As highlighted in this paper, many gems have already been found. However, care must be taken, as many misleading connections are likely to be made, particularly as the size of the connectivity map grows. It’s not clear from the paper how many misleading or incorrect connections were identified by the approach, particularly given the lack of any probabilistic approach to evaluate potential connections. With further development of statistical methods, these errors should be reduced, but not entirely eliminated. A more rigorous approach using supervised classification models has already been developed to overcome these limitations and provide greater classification accuracy than ranking methods (Natsoulis et al., 2005). These methods should prove of greater value in dissecting diagnostic signatures of drug action, pathology, or disease states.

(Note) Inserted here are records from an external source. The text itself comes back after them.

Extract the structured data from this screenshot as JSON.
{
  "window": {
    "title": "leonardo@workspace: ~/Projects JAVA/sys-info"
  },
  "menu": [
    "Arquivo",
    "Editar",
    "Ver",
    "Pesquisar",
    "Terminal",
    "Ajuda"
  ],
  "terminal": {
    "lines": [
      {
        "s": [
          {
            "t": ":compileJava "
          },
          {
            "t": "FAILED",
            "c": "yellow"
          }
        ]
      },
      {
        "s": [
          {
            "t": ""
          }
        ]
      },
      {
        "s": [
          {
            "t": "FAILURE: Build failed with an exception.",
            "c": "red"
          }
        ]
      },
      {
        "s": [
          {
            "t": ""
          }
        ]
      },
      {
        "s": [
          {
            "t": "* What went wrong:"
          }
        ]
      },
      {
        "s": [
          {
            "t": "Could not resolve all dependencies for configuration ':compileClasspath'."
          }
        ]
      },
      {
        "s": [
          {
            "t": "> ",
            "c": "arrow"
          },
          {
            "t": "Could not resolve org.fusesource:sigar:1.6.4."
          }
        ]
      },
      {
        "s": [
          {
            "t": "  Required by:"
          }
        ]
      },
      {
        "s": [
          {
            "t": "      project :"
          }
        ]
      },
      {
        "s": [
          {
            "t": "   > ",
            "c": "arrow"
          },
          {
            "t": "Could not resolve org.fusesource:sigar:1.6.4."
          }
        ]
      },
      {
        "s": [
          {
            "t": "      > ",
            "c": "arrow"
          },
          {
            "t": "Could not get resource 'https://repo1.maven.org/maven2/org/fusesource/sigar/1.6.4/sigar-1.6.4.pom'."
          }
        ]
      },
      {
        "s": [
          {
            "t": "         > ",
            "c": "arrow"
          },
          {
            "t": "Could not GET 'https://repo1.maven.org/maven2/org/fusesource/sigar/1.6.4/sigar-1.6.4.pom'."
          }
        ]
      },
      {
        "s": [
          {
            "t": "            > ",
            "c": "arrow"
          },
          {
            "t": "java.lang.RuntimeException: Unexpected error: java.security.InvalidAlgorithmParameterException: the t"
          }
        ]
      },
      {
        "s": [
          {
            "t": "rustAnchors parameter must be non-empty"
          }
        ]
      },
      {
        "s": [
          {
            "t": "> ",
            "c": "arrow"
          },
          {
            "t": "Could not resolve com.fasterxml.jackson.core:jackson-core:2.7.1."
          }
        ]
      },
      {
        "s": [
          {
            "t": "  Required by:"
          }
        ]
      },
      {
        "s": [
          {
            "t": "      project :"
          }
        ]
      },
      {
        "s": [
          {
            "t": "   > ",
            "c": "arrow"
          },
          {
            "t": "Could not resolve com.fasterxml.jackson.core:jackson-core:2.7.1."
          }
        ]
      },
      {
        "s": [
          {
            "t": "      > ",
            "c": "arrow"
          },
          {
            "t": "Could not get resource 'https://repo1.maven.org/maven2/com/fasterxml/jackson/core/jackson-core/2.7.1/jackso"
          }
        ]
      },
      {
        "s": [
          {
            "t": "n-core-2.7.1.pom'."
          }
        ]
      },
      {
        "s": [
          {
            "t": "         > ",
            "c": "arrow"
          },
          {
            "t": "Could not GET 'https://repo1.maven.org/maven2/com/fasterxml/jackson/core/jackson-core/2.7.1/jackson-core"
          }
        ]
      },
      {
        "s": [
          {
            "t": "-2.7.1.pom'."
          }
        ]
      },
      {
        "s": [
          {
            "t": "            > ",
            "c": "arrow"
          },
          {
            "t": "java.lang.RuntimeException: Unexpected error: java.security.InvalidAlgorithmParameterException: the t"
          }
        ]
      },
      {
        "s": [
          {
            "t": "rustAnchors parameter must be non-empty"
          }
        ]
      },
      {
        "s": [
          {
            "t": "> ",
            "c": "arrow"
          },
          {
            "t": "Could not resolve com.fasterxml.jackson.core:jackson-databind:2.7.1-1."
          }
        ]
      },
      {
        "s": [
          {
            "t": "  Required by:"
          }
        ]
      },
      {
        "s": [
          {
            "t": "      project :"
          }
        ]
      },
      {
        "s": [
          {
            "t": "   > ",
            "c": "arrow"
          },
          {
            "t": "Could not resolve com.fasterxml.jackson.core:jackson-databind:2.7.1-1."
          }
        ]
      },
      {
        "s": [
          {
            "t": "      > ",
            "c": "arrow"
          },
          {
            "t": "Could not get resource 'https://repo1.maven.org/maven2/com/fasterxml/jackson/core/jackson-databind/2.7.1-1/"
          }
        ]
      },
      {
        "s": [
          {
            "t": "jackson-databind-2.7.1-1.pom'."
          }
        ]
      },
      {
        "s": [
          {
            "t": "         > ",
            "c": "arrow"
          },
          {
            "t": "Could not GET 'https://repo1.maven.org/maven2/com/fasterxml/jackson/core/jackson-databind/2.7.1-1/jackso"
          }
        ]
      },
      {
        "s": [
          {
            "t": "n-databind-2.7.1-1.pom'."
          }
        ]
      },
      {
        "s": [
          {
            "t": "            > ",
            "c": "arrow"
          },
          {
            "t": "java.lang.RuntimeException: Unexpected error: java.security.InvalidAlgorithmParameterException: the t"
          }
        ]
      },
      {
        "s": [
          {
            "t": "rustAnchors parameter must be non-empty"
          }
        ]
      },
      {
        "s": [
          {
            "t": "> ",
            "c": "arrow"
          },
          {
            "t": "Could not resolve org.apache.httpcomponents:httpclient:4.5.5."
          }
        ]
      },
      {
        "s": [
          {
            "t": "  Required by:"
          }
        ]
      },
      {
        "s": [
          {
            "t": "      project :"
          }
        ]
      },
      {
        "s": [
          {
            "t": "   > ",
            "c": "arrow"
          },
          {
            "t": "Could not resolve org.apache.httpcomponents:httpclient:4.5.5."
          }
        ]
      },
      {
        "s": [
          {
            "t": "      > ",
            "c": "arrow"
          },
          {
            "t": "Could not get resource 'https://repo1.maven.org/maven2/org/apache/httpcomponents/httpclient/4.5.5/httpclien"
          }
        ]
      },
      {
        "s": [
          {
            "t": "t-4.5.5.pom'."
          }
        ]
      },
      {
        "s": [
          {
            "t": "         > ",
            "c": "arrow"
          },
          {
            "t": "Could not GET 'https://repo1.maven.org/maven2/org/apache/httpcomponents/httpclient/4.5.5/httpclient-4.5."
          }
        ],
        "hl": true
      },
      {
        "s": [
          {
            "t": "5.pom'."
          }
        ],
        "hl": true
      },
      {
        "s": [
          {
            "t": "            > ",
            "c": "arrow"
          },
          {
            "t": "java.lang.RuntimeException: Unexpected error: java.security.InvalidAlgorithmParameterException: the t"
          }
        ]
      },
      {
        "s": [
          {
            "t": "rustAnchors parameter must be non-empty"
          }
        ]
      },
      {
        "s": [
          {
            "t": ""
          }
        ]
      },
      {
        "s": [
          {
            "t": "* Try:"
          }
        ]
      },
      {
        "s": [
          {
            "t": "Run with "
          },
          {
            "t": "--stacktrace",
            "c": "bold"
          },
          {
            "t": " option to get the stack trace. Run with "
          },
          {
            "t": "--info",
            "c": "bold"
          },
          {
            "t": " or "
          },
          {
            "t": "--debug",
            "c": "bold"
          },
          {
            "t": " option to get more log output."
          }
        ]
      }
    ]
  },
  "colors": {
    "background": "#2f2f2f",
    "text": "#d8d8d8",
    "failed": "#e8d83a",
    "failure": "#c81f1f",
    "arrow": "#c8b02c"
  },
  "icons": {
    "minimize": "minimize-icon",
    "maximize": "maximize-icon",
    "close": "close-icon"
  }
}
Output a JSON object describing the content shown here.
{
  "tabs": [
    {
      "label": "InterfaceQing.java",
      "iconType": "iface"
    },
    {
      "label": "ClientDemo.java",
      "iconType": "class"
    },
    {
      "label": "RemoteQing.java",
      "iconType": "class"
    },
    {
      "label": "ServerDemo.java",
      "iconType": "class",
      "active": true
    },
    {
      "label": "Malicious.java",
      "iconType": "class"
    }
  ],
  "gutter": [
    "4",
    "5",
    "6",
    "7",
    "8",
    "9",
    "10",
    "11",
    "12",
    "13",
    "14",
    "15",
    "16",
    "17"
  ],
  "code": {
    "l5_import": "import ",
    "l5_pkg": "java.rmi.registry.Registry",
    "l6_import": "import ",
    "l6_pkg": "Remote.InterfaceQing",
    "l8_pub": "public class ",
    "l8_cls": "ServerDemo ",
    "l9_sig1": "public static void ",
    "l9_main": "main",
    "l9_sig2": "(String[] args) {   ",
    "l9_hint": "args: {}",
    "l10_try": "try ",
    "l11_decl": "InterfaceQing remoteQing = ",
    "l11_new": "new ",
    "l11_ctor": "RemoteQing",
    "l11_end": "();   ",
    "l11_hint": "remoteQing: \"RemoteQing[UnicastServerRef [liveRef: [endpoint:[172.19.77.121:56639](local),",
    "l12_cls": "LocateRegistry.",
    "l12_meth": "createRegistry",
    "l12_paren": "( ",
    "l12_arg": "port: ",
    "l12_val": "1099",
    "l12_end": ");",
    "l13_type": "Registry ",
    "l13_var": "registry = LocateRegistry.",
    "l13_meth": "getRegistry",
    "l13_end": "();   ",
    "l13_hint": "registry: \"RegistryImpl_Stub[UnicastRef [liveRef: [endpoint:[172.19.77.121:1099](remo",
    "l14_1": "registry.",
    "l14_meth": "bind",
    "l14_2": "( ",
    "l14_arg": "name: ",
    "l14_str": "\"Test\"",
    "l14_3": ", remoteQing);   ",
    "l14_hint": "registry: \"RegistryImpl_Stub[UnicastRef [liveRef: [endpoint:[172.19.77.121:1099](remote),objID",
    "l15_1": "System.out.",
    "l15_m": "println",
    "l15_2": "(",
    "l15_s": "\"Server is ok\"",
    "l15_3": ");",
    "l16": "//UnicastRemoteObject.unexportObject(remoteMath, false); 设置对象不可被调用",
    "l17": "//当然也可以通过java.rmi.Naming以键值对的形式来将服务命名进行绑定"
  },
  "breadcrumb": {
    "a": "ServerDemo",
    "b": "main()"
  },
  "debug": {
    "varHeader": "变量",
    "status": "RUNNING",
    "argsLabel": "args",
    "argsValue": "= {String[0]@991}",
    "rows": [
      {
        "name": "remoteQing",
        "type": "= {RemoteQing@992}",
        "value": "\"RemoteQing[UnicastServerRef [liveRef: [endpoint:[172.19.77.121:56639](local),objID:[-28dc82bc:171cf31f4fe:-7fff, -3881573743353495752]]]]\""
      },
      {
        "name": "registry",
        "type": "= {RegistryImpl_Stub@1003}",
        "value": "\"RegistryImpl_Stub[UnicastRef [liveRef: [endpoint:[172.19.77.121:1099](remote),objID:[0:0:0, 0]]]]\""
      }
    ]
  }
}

As suggested by the authors, a more comprehensive database composed of more cell types should broaden the scope of the connectivity map for capturing more mechanisms that may be context-dependent. However, while cell-based models are higher throughput and more cost-effective than in vivo models, single cells won’t best represent complex pathologies or disease states that encompass the interaction between multiple cell types or organs, so we should be cautiously optimistic about the scope of what can be identified with such an in vitro connectivity map. I think the greatest value will be in understanding drug action at the molecular level—a laudable goal. However, predicting complex phenotypes, such as adverse side effects in humans, should be approached with caution and a weight-of-evidence approach.